What is needed is an electronic payment system…allowing any two willing parties to transact directly with each other without the need for a trusted third party.
—Satoshi Yakamoto, inventor of Bitcoin
Is Bitcoin destined to become the Facebook of money, or the Second Life? That is, will Bitcoin become universal, a medium of exchange used by just about everyone, or will it remain a curiosity, a tool used only by a dedicated fringe (in Bitcoin’s case, criminals and privacy extremists)? As a mere language columnist, I haven’t the foggiest, but I can tell you that, no matter what its fate, Bitcoin is generating new words and phrases at an inflationary rate. Is this profusion of new terms undermining (that’s a pun, as you’ll see) Bitcoin’s quest for universality?
The confusion begins at the beginning, with the simple act of categorization: What is Bitcoin, exactly? The person known as Satoshi Yakamoto, who invented Bitcoin back in 2008, called it electronic cash.

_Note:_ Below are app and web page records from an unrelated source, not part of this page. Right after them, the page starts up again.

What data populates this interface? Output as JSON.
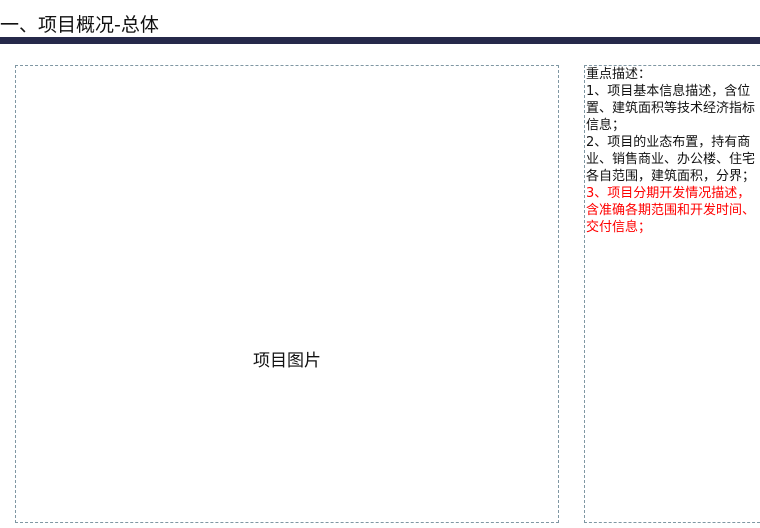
{
  "header": {
    "title": "一、项目概况-总体"
  },
  "image_placeholder": {
    "label": "项目图片"
  },
  "description": {
    "heading": "重点描述：",
    "item1": "1、项目基本信息描述，含位置、建筑面积等技术经济指标信息；",
    "item2": "2、项目的业态布置，持有商业、销售商业、办公楼、住宅各自范围，建筑面积，分界；",
    "item3": "3、项目分期开发情况描述，含准确各期范围和开发时间、交付信息；"
  },
  "colors": {
    "title_bar": "#26294a",
    "highlight": "#ff0000",
    "dashed_border": "#7f97a3"
  }
}
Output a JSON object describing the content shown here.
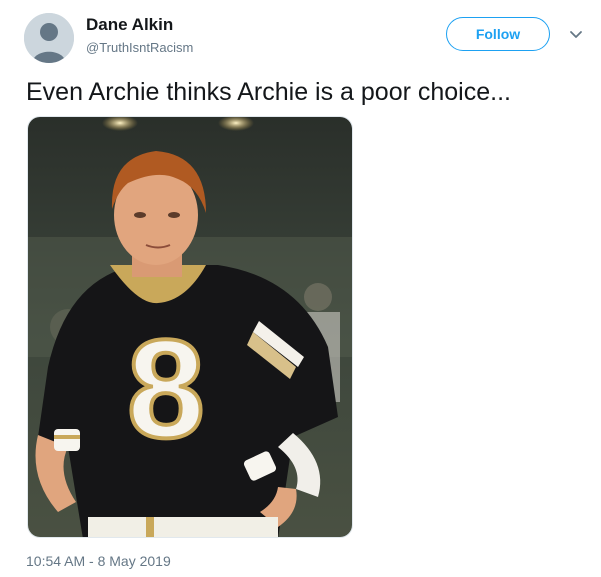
{
  "tweet": {
    "author": {
      "display_name": "Dane Alkin",
      "handle": "@TruthIsntRacism"
    },
    "follow_label": "Follow",
    "text": "Even Archie thinks Archie is a poor choice...",
    "timestamp": "10:54 AM - 8 May 2019",
    "media": {
      "jersey_number": "8"
    }
  },
  "colors": {
    "accent": "#1da1f2",
    "secondary_text": "#657786",
    "primary_text": "#14171a"
  },
  "icons": {
    "avatar": "default-avatar-icon",
    "more": "chevron-down-icon"
  }
}
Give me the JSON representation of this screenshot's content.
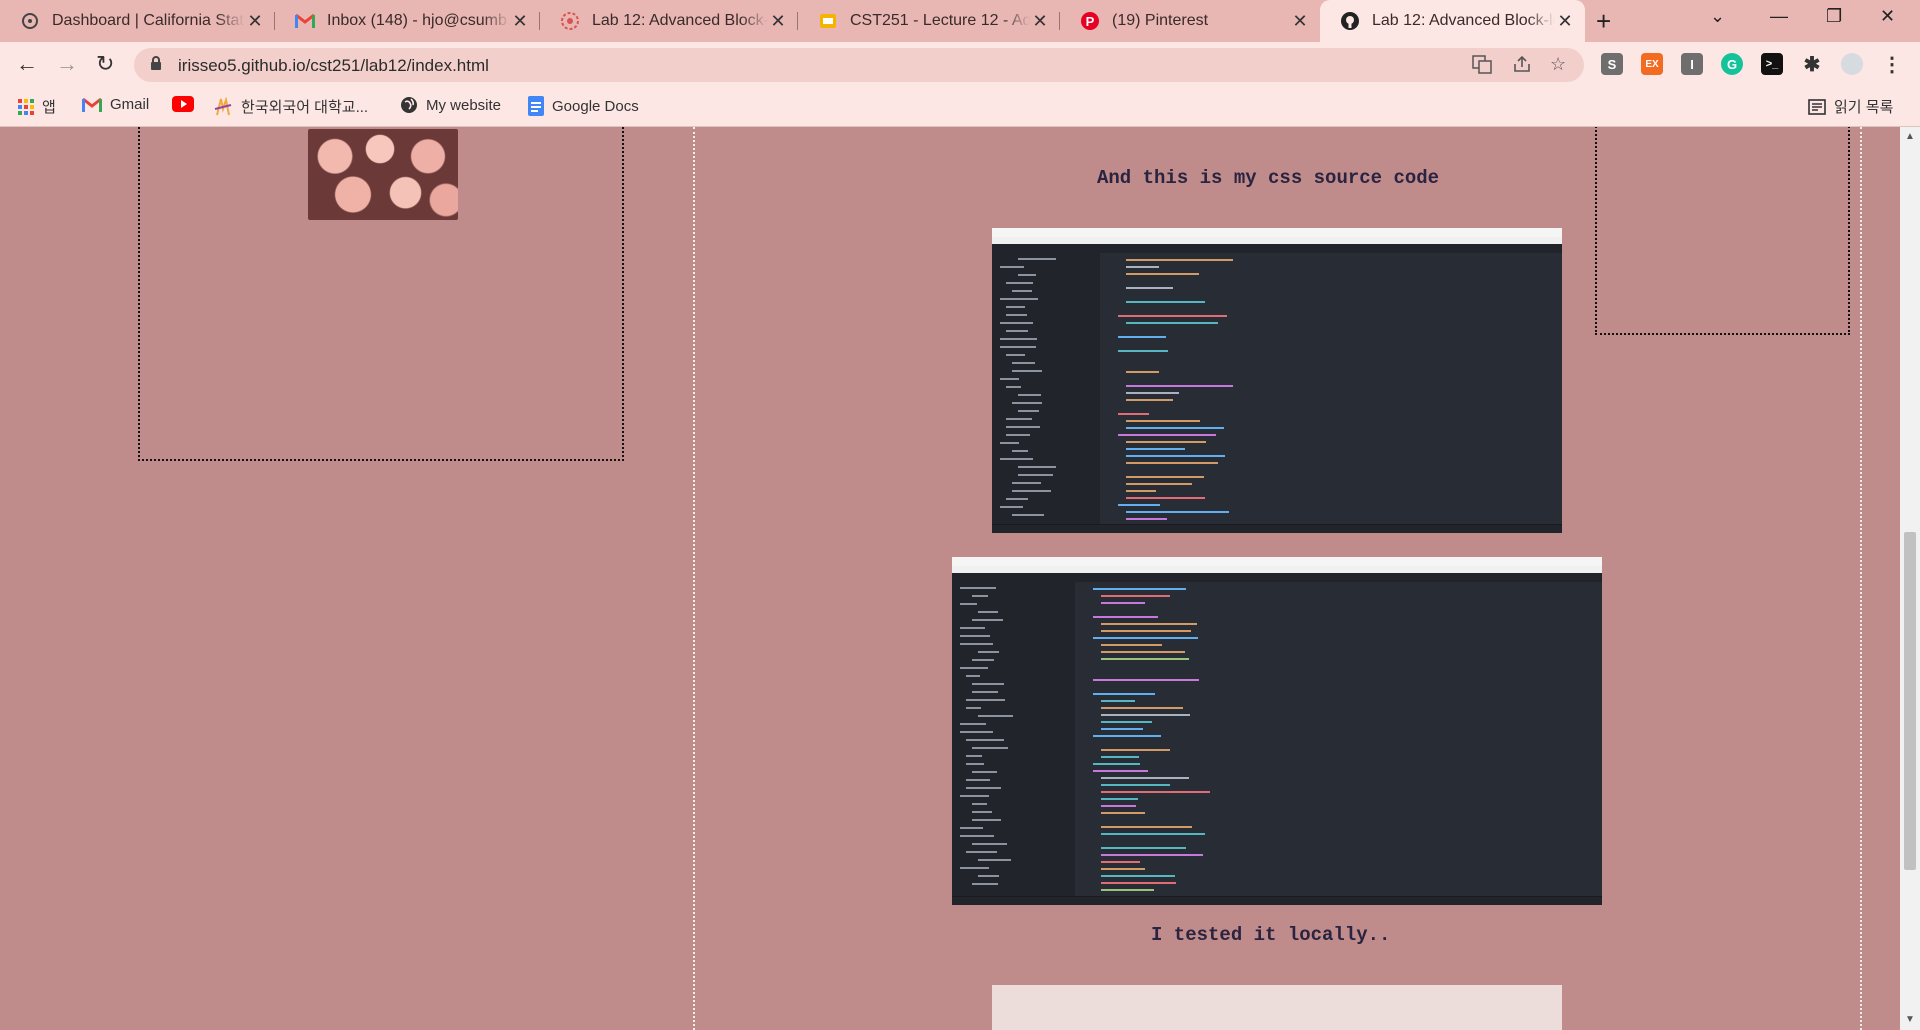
{
  "tabs": [
    {
      "title": "Dashboard | California Stat",
      "icon": "canvas-icon"
    },
    {
      "title": "Inbox (148) - hjo@csumb.e",
      "icon": "gmail-icon"
    },
    {
      "title": "Lab 12: Advanced Block-le",
      "icon": "lab-icon"
    },
    {
      "title": "CST251 - Lecture 12 - Adv",
      "icon": "slides-icon"
    },
    {
      "title": "(19) Pinterest",
      "icon": "pinterest-icon"
    },
    {
      "title": "Lab 12: Advanced Block-le",
      "icon": "github-icon",
      "active": true
    }
  ],
  "toolbar": {
    "url": "irisseo5.github.io/cst251/lab12/index.html"
  },
  "bookmarks": [
    {
      "label": "앱",
      "icon": "apps-grid-icon"
    },
    {
      "label": "Gmail",
      "icon": "gmail-icon"
    },
    {
      "label": "",
      "icon": "youtube-icon"
    },
    {
      "label": "한국외국어 대학교...",
      "icon": "hufs-icon"
    },
    {
      "label": "My website",
      "icon": "globe-icon"
    },
    {
      "label": "Google Docs",
      "icon": "docs-icon"
    }
  ],
  "reading_list": "읽기 목록",
  "extensions": {
    "s": "S",
    "ex": "EX",
    "i": "I",
    "g": "G",
    "terminal": ">_"
  },
  "content": {
    "css_caption": "And this is my css source code",
    "tested_caption": "I tested it locally.."
  },
  "colors": {
    "page_bg": "#c08b8b",
    "tab_strip": "#e8b7b3",
    "toolbar": "#fce7e4",
    "caption": "#2a2440"
  }
}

Other terms in use are cryptocurrency, virtual currency, digital currency, digital cash, and math-based currency. (This last term reminds me of